Maternal exercise during pregnancy affects mitochondrial enzymatic activity and biogenesis in offspring brain.
Int J Neurosci. 2012 Dec 11. Epub 2012 Dec 11. PMID: 23227820
aDepartment of Physical Education, Dankook University , Yongin 448-701 , Korea.

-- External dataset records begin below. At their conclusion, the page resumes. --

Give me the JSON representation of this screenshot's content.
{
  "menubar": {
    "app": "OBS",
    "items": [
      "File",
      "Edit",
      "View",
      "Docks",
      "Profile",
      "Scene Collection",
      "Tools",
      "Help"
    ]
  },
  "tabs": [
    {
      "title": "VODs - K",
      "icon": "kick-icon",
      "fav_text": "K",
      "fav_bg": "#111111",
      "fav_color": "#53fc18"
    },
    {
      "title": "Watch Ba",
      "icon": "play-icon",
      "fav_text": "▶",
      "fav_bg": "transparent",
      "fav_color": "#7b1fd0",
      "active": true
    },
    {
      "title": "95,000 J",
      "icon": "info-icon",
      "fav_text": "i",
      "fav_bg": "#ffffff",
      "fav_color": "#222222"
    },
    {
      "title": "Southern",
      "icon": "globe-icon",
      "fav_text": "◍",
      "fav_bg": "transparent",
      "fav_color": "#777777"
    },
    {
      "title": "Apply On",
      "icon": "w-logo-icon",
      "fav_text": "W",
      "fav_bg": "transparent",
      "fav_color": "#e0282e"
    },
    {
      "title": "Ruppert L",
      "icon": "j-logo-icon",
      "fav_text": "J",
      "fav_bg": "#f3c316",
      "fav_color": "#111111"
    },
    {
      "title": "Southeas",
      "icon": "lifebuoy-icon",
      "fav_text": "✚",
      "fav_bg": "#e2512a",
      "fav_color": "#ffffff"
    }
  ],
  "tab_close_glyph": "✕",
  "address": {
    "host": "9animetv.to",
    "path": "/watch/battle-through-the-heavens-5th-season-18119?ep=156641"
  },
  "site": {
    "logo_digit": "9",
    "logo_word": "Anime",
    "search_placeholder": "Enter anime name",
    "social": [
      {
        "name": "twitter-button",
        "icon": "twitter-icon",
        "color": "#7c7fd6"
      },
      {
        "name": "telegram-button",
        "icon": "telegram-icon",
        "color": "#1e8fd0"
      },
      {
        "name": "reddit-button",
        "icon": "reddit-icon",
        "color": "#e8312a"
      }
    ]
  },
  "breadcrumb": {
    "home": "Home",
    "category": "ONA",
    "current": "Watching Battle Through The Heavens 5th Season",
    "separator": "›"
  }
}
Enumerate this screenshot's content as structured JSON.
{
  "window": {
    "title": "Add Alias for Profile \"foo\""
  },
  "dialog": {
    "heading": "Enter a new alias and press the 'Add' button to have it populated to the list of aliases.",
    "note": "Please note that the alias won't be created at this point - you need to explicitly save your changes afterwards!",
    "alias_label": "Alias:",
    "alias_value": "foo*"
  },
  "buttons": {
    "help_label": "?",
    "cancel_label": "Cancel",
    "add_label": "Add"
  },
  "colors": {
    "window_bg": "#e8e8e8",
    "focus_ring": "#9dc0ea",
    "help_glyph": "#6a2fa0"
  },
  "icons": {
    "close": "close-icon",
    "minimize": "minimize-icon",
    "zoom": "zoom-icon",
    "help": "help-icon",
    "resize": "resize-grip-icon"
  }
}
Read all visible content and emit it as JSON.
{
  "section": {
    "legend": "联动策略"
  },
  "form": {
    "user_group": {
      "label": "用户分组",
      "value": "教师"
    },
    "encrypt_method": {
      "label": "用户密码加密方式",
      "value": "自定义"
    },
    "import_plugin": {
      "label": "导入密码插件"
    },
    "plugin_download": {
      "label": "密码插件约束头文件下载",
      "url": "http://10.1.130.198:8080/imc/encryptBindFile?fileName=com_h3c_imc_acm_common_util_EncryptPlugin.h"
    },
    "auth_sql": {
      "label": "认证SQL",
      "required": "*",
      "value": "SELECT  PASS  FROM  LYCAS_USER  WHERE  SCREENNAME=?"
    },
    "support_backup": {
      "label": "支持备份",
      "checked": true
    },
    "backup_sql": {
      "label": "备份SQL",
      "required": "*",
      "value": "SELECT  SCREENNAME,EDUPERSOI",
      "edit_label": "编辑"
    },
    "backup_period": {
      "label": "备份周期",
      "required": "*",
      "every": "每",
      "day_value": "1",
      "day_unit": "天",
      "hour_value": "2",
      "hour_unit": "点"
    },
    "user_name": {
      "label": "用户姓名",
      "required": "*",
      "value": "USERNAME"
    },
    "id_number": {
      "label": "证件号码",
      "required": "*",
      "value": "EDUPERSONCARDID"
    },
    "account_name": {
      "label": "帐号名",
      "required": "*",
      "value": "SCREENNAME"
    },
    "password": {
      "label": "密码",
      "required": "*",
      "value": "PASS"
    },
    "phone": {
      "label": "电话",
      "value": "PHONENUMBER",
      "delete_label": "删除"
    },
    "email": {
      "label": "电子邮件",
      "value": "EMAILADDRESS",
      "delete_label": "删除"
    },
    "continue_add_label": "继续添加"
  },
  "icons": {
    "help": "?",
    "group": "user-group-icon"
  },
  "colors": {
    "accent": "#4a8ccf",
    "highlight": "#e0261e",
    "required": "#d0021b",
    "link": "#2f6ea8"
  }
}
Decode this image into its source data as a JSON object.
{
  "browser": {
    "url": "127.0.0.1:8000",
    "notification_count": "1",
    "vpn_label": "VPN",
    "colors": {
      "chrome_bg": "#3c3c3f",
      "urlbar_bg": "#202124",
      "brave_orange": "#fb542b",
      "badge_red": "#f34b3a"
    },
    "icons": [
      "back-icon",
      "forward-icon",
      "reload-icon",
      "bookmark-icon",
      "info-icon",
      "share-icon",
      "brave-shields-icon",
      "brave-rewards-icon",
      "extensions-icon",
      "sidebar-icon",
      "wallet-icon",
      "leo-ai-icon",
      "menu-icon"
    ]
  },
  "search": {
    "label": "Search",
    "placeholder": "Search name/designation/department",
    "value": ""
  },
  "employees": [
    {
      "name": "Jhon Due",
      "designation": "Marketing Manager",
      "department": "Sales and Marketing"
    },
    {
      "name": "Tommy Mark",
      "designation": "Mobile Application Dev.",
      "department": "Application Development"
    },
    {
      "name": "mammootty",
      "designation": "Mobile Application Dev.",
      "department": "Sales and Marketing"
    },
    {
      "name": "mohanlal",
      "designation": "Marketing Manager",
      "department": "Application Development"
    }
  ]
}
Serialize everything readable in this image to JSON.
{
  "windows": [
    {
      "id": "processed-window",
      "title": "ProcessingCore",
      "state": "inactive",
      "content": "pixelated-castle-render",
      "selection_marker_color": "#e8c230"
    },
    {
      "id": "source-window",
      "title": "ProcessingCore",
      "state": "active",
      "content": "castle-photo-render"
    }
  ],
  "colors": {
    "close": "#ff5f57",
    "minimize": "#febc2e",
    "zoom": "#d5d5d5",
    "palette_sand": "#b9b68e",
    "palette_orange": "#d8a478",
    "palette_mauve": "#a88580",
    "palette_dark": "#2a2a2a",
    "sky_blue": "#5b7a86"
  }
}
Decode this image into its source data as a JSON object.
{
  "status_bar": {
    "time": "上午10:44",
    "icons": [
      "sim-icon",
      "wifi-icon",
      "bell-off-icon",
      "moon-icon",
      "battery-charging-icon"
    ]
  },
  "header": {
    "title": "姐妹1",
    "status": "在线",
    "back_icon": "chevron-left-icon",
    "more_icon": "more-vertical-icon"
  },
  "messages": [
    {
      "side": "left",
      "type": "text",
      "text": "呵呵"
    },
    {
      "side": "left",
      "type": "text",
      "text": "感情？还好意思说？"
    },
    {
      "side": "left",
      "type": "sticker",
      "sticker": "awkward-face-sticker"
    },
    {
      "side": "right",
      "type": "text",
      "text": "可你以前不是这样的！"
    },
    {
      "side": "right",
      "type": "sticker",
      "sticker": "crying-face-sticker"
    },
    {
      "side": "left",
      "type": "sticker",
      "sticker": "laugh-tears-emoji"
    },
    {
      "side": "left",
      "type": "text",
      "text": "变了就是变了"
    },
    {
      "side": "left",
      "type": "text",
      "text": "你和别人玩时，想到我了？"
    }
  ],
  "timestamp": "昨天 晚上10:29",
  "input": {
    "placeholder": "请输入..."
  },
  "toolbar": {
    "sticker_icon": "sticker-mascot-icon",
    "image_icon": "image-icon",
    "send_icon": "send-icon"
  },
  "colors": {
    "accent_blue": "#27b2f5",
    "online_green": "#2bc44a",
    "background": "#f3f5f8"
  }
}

Abstract The present study addresses whether exercise during pregnancy in mouse alters mitochondrial function in the brains of the resultant offspring. We divided pregnant mice into 4 groups: a control group (CON), and groups of mice that exercised for 20 (E20m), 30 (E30m), and 40 min per day (E40m). The pregnant mice ran on a treadmill at 12 m/min, 5 days/week for a duration of 3 weeks. The protein expression of cytochrome c oxidase subunit Va (CVa) was downregulated in the offspring of the E20m group, unlike that in the control animals, while CVa expression was reservedin the E40m neonates. The F1-ATPase catalytic core (Core) protein expression levels were the highest in the E40m group neonates. Complex I, IV, and ATPase activities were significantly lower in the E20m group than that in the control group neonates and were reserved in the E30m and E40m group neonates. The activities of citrate synthase (CS) and pyruvate dehydrogenase (PDH) were consistent with those of complex I, IV, and ATPase. Peroxisome proliferator-activated receptor-gamma coactivator 1-alpha (PGC-1α), mitochondrial transcription factor A (Tfam), nuclear respiratory factor-1 (NRF-1), and mitochondrial DNA (mtDNA) showed high levels of expression in the E40m neonates compared to the other groups. MDA levels in E40m neonates were higher than that in the controls, but were lower than that in the E20m neonates. Finally, 40min/day of maternal exercise improved mitochondrial function inthe resultant pups and was concomitant with brain-derived trophic factor induction in the hippocampus, thereby functionally improving short-term memory.